Gift cards to large chain bookstores like Chapters are popular choices for thank you gifts and honorariums for guest speakers or workshop facilitators when a Starbucks card was deemed 'not enough'.  At least  recipients could make their own choice and these days large books stores have many non-book items for sale including cosmetics and towels.

I would hesitate to rely on the bestseller list in choosing a gift book.  Have a look at the current top ten and consider whether one would fit your gift giving objectives.   You might offend someone.   The recipient might wonder whether you were sending a subliminal message with your choice.

Many people have e-readers and might not be happy to receive a physical book after they spent several painful afternoons purging their collection.   A paperback book seems insubstantial somehow;  a throwaway item and hardcover books are usually more than $30.00.   If it is a reference book or something that will be re-read annually the money would be well spent but for a one-time read that may not even be finished, perhaps not.

Wednesday, August 27, 2014

Staying Connected







Nowadays, staying connected usually implies by means of cell phone, e-mail, Skype, Face Time, Facebook or some other invention of the Internet age.  Not so long ago handwritten letters were the norm, with telegrams reserved for emergencies.  No one wanted to get one of those.

When was the last time you wrote or received a handwritten letter from a friend or relative?  Can't remember?   Me neither.   That's probably why I'm not in a hurry to go to  our mailbox. Mostly bills.  But a letter, written a hundred or two hundred years ago, kept a tenuous link alive in an era when travel across oceans or continents took weeks or months.  I've read some interesting vignettes on this topic over the years that have stayed with me.   It was the custom in the past the write letters in a small horizontal script with lines closely spaced.   Sent infrequently, it was necessary to include as much information as possible to the loved one. After filling both sides of the page with text, the writer turned the paper and continued writing horizontally over the previous words.   Every scrap of space counted.

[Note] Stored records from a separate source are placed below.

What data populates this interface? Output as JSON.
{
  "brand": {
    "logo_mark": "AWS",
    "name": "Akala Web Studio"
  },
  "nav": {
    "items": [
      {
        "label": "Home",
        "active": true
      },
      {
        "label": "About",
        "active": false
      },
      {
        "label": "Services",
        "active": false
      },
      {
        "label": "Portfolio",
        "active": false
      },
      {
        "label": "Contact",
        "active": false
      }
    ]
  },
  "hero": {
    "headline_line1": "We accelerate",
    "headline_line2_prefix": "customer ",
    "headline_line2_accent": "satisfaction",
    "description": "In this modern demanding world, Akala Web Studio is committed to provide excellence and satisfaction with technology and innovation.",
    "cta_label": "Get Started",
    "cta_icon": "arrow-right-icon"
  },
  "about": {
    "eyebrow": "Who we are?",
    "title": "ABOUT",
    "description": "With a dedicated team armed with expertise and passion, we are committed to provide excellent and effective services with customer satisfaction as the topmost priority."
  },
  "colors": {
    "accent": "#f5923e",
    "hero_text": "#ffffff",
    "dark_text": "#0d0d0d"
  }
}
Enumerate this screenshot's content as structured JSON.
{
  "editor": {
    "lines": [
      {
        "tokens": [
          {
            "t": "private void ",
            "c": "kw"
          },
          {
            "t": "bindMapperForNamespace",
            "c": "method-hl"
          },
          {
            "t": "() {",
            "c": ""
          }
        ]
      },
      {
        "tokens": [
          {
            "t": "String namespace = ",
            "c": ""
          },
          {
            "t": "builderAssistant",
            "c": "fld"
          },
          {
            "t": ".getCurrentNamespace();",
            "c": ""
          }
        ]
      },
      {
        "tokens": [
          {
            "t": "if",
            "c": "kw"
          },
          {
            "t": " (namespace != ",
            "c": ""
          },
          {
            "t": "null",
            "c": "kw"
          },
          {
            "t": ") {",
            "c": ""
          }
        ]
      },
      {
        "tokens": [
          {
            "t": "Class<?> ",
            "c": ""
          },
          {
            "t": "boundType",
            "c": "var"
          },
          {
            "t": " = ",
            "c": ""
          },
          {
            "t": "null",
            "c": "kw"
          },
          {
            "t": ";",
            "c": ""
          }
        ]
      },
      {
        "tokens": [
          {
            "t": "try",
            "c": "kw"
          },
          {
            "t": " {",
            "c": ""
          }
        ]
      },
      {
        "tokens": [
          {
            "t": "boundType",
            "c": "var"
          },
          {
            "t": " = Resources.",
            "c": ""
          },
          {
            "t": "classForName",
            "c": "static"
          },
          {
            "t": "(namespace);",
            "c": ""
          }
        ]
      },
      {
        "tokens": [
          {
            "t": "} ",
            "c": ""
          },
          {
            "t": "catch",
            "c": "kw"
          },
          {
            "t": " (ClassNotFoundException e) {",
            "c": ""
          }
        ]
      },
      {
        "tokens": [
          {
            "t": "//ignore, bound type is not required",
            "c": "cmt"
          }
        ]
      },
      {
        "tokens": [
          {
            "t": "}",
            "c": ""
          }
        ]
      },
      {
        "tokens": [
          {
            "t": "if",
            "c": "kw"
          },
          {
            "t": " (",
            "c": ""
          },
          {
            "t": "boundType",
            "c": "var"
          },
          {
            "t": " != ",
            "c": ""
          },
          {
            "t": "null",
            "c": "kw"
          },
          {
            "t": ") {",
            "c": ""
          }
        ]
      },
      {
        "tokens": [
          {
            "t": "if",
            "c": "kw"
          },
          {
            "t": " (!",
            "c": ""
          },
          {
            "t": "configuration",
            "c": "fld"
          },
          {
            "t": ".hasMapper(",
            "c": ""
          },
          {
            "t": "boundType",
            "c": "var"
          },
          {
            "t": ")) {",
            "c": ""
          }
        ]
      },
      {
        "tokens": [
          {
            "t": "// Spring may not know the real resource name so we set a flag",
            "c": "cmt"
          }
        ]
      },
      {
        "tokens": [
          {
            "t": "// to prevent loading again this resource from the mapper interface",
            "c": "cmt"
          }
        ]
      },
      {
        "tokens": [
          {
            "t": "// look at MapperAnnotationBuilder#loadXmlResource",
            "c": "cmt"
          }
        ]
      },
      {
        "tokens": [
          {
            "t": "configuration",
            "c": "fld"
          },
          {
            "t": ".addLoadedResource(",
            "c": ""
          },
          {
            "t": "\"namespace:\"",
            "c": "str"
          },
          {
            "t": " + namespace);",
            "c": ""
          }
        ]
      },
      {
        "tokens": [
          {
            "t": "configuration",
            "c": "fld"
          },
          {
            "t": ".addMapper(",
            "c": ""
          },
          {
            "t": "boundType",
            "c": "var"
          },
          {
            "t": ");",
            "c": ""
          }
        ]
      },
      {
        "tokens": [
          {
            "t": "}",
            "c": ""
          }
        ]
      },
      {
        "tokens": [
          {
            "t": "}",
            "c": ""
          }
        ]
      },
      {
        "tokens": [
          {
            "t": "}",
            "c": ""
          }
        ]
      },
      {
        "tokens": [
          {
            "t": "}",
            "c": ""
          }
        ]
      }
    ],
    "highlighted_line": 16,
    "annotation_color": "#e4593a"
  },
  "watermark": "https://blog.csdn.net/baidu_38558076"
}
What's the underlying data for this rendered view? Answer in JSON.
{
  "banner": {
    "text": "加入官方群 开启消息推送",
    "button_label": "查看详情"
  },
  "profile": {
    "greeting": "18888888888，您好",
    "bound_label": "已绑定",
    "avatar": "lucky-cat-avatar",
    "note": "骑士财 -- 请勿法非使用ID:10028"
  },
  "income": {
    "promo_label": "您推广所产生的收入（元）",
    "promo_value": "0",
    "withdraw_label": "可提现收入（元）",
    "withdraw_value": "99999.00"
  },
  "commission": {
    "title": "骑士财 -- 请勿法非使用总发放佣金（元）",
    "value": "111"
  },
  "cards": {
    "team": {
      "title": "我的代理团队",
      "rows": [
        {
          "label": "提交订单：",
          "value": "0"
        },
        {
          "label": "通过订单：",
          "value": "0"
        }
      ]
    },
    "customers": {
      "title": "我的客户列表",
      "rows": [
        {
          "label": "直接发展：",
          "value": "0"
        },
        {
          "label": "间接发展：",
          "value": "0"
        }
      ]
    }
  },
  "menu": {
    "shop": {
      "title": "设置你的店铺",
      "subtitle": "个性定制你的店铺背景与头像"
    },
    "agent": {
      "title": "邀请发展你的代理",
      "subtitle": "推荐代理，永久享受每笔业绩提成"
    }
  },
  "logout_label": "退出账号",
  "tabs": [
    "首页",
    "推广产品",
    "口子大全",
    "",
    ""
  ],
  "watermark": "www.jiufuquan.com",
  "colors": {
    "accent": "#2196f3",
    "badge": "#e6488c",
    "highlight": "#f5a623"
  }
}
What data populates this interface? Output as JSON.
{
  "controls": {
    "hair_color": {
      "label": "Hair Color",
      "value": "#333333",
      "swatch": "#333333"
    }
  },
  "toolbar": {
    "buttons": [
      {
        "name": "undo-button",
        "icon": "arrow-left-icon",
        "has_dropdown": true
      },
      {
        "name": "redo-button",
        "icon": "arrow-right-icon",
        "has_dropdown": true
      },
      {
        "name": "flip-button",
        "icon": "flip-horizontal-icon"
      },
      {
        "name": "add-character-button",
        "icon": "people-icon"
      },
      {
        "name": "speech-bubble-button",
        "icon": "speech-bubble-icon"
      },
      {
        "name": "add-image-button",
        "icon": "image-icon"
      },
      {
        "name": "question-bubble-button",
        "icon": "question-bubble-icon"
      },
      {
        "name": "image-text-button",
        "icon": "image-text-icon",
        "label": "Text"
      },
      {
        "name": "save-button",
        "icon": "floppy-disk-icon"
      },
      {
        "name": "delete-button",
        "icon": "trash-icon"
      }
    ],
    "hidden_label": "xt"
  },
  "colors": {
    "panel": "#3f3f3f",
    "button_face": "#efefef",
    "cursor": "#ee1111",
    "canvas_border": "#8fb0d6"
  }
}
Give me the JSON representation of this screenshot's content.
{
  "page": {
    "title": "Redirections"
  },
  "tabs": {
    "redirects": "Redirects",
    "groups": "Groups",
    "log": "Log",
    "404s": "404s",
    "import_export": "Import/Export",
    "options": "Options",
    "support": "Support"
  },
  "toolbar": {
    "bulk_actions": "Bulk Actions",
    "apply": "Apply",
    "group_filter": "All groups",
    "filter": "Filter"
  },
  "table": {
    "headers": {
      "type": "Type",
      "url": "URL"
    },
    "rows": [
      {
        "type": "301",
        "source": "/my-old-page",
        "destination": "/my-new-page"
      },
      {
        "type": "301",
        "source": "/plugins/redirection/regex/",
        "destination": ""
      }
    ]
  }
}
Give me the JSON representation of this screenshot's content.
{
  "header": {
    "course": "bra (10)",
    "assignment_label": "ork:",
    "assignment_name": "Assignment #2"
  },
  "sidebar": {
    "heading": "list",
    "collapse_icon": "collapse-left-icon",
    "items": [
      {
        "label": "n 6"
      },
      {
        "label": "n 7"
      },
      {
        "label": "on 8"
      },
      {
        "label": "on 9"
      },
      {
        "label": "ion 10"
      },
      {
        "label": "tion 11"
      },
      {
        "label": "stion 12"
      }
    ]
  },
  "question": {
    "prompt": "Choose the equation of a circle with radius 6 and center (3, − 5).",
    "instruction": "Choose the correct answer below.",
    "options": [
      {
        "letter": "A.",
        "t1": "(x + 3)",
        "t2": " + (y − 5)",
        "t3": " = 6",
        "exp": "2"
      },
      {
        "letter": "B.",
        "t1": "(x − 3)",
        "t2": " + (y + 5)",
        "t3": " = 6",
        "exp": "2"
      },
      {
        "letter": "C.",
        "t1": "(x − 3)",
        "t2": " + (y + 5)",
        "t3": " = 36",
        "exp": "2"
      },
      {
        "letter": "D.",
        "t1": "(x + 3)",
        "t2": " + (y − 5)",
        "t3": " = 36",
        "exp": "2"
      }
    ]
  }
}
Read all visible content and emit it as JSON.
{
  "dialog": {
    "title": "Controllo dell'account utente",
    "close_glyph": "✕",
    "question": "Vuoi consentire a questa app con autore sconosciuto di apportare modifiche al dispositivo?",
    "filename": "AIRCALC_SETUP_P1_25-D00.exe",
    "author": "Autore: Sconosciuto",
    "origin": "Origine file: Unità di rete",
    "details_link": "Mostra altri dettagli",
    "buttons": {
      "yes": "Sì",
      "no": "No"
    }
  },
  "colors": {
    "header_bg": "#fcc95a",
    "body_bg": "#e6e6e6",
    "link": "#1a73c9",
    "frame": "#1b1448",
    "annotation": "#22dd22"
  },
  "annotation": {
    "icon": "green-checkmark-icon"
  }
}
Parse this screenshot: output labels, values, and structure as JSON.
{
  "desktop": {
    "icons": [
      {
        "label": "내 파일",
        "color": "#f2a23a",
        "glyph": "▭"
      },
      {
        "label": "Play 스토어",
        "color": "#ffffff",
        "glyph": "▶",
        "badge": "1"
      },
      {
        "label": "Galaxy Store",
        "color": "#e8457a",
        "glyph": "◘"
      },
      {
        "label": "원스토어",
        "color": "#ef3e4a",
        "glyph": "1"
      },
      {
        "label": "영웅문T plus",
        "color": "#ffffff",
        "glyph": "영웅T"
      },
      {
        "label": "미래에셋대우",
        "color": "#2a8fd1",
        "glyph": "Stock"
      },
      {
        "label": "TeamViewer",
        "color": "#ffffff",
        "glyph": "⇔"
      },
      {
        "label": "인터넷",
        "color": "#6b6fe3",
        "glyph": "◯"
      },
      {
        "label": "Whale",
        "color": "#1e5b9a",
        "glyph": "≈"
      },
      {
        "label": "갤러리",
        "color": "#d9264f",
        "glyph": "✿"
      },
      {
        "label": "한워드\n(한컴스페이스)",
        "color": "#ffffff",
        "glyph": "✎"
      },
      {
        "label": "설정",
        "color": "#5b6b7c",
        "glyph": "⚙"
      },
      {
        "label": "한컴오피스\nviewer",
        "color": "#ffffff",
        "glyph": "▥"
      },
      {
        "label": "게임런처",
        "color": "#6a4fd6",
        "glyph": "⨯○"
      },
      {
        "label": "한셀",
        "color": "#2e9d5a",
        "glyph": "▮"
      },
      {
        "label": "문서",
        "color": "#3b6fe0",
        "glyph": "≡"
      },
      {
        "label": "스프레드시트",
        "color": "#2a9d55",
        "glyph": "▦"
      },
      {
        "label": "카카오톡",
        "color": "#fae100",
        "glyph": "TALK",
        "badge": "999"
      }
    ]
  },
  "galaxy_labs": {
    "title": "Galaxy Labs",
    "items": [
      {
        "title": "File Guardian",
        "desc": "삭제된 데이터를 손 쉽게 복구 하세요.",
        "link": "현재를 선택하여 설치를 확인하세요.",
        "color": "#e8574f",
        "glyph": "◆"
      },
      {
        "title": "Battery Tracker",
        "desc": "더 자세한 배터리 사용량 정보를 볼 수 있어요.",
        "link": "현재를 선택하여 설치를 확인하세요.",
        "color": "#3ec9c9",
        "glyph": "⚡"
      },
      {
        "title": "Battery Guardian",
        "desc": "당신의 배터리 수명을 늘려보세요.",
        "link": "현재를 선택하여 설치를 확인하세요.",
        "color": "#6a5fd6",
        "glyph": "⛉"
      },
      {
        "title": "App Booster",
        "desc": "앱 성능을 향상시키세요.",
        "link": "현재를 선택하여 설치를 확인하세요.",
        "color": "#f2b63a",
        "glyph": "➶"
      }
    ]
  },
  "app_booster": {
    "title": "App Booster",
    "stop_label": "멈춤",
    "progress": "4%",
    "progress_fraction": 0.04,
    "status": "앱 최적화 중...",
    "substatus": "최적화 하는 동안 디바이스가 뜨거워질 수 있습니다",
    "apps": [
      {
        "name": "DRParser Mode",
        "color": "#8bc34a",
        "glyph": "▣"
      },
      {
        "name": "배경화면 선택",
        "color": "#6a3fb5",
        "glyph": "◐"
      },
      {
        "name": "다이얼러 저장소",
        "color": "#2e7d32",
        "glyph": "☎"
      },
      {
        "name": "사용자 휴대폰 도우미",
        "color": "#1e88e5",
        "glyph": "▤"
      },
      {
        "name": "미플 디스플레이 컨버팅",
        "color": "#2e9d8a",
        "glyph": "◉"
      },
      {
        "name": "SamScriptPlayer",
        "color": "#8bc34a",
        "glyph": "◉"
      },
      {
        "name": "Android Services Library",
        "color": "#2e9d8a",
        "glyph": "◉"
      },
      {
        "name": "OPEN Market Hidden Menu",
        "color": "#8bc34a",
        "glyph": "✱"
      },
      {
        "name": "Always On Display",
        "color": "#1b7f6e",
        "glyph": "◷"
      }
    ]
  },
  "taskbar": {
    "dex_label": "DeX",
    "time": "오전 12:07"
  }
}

I've also read of another custom of considerably less volubility at a time when the recipient of the letter paid the postage, not the sender.   The impoverished settler would go to the local post office or greet the mail carrier at the  front door of the one room sod house.   Practice required that the addressee  be allowed to hold and look at the letter before deciding to pay the prescribed fee - one cent - to gain permanent possession.   In the tale, an  explanation was offered  for declining the letter:  The letter was from his sister as could be seen from the return address which also confirmed she was still living at the same location.   The fact that she was writing a letter in a clear hand showed that she was alive and well.   That was all her brother needed to know and in fact the envelope was empty.  I suppose a penny was a lot to pay.  

At least there was still a connection.